“Look at Winnebago, for example, they recently bought Lithionics, so you can see which way it’s going. They bought that battery plant for a number of reasons, but mainly because with induction cooking and with the big switch over to 12 volt fridges in the regular RV industries is a big reason why they made the switch. I think the three-way fridges will be a thing of the past,” he added.
Of course, with OEV’s new shell models, the sky’s the limit on what can be built by DIY builders. Essentially a “blank canvas,” OEV’s shell models allow owners to build out the interior in any way that they like. These are true shells, DIY customers get only a door.

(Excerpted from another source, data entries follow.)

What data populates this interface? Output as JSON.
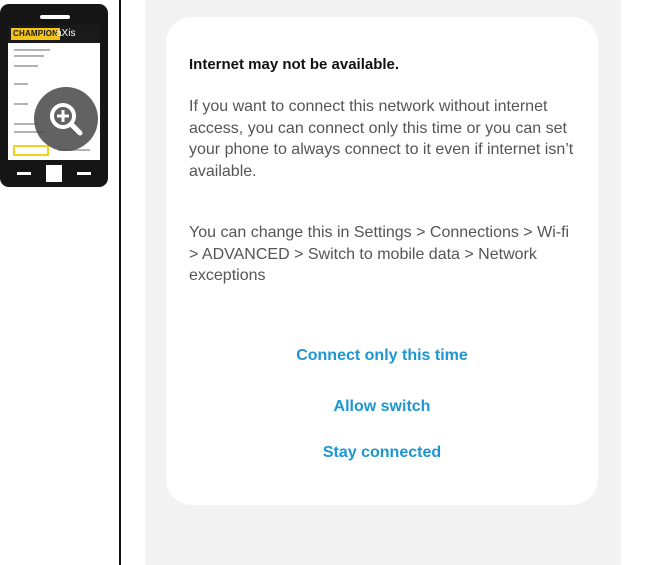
{
  "phone": {
    "brand_primary": "CHAMPION",
    "brand_secondary": "aXis",
    "brand_color": "#f2c41a",
    "zoom_icon": "zoom-in-icon"
  },
  "dialog": {
    "title": "Internet may not be available.",
    "paragraph_1": "If you want to connect this network without internet access, you can connect only this time or you can set your phone to always connect to it even if internet isn’t available.",
    "paragraph_2": "You can change this in Settings > Connections > Wi-fi > ADVANCED > Switch to mobile data > Network exceptions",
    "actions": [
      {
        "label": "Connect only this time"
      },
      {
        "label": "Allow switch"
      },
      {
        "label": "Stay connected"
      }
    ],
    "accent_color": "#1d96d3"
  }
}
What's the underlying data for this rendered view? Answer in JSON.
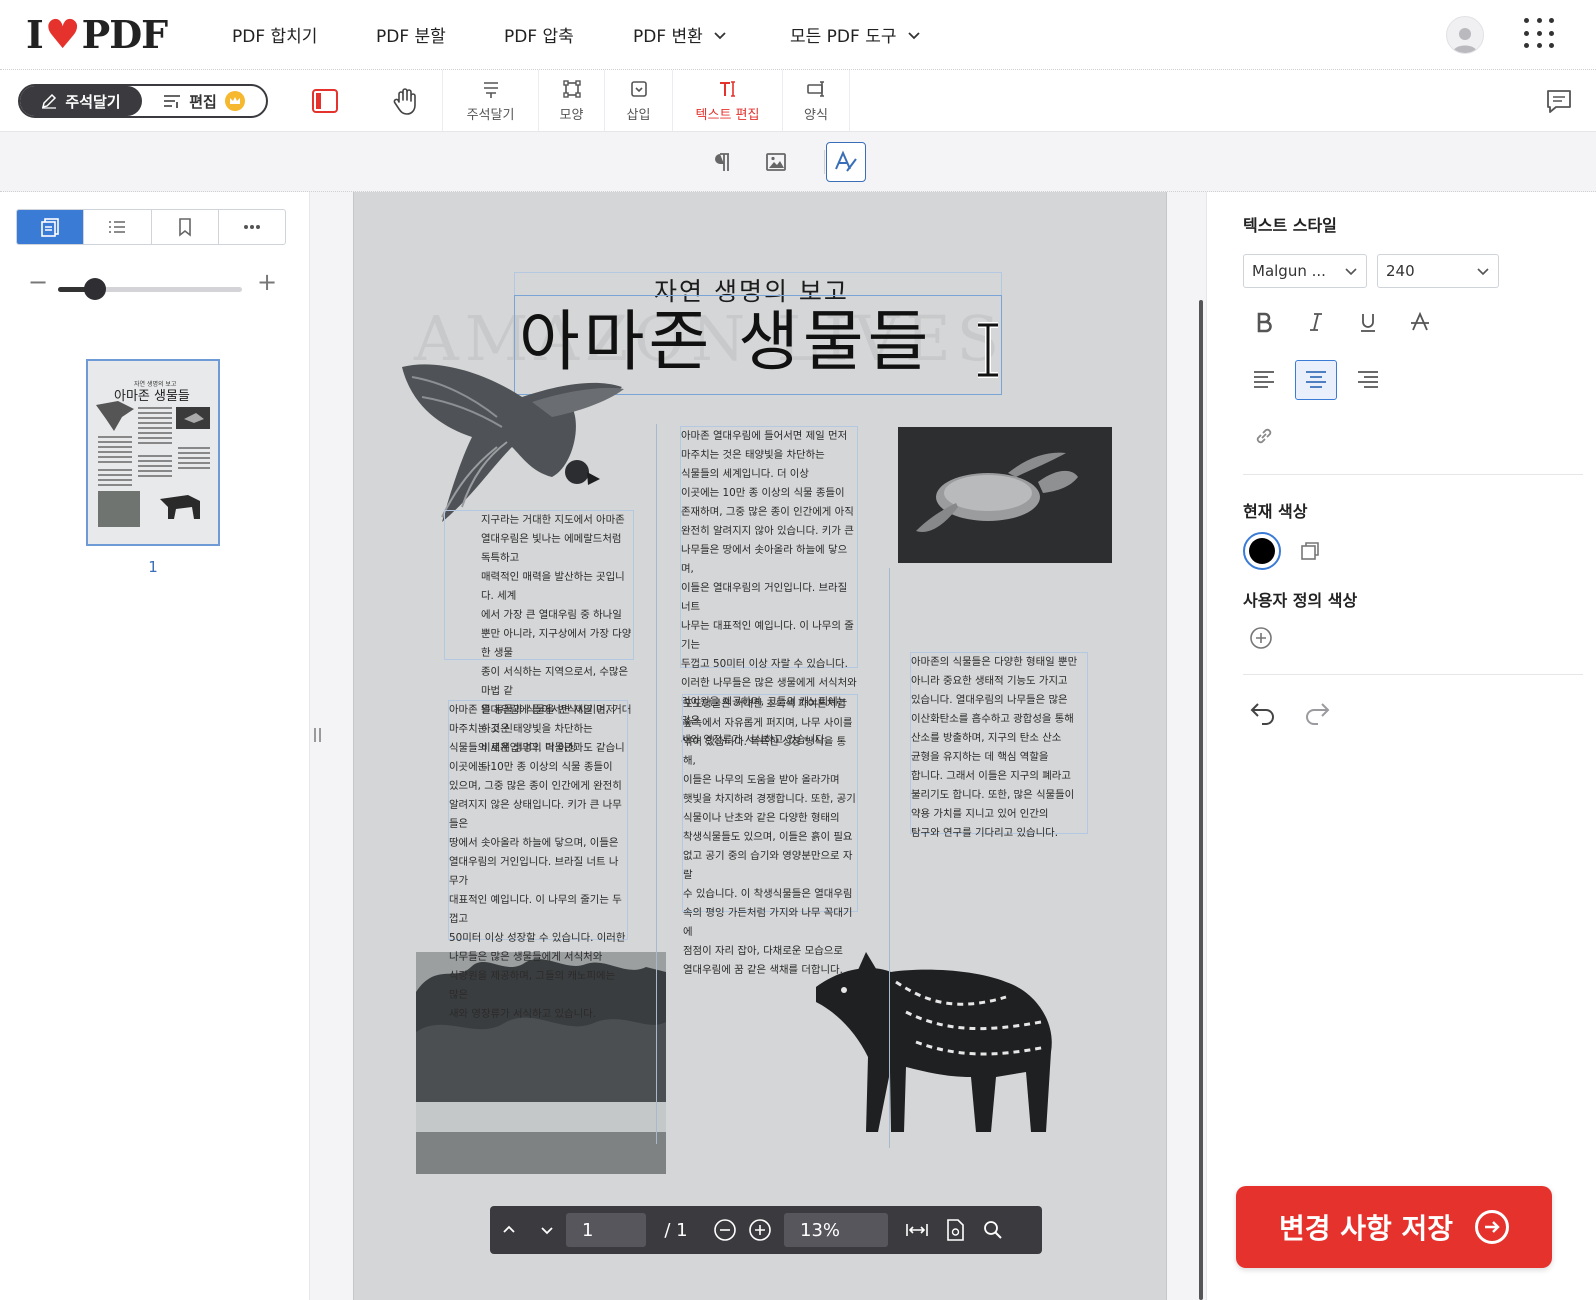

Depending on the model, the weight ranges anywhere between 250 and 600 pounds.
“The shell models are something that we’re just kind of playing with right now. We’re putting it out there, kind of sticking our toes in the stream just to see if there’s any interest there. So, it’s too early to tell at this point if there’s a big interest,” he said.

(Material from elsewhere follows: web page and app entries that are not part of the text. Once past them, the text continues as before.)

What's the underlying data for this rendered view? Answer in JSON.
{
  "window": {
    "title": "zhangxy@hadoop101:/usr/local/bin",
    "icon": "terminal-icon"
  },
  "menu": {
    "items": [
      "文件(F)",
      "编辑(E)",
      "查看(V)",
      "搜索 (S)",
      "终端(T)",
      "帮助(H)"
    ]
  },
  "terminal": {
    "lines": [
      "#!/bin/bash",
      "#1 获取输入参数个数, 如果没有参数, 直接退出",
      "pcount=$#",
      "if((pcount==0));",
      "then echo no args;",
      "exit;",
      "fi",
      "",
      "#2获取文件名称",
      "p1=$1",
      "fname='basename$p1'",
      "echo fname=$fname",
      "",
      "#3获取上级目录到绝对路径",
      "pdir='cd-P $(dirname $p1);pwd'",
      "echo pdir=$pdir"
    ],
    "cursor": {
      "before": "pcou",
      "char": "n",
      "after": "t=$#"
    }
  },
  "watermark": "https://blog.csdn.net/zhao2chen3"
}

The Cross Country Shell offering, however, comes with more than just a blank slate. OEV outfits each Cross Country Shell with propane plumbing, a furnace, lighting, controls, a fuse block, battery storage, a mattress and window. The full-size model weighs only 980 pounds while the mid-size models weighs about 700 pounds.
“Over the years we have had several requests to produce a shell model for those who wanted our technology but not fully loaded. After our dealers started getting inquires as well, we knew that we needed to take a closer look,” Baker said.
There’s no doubt about it, the Overland Explorer Vehicles team remains busy building campers to keep up with the current demand, which remains high. So are there any plans at OEV to release something new in 2024?
“We have a new product that will be released in 2024 tentatively called the Trans America. It is a 14-foot body designed for the Ford E350 Van cutaway cab chassis. I think the folks who like the van models, will really gravitate towards it because they can still access to the driver’s seat, passenger seat without exiting the camper or the cab. So I think it’ll definitely appeal to them and I think a lot of other people, I think they’ll really take a second look at it and go, wait a second, hold on. This thing’s got a 14 foot floor plan. It’s got a wet bath, and it’s got this and it’s got that. We’re taking the high country floor plan and we’re extending it from 9.5 feet out to 14 feet and that way there will be two different versions of it. One with a vertical garage, much like our Summit, and then the other one with a bed platform at the very rear, and then underneath that a very large pass through cargo storage area, and I do mean large,” he said.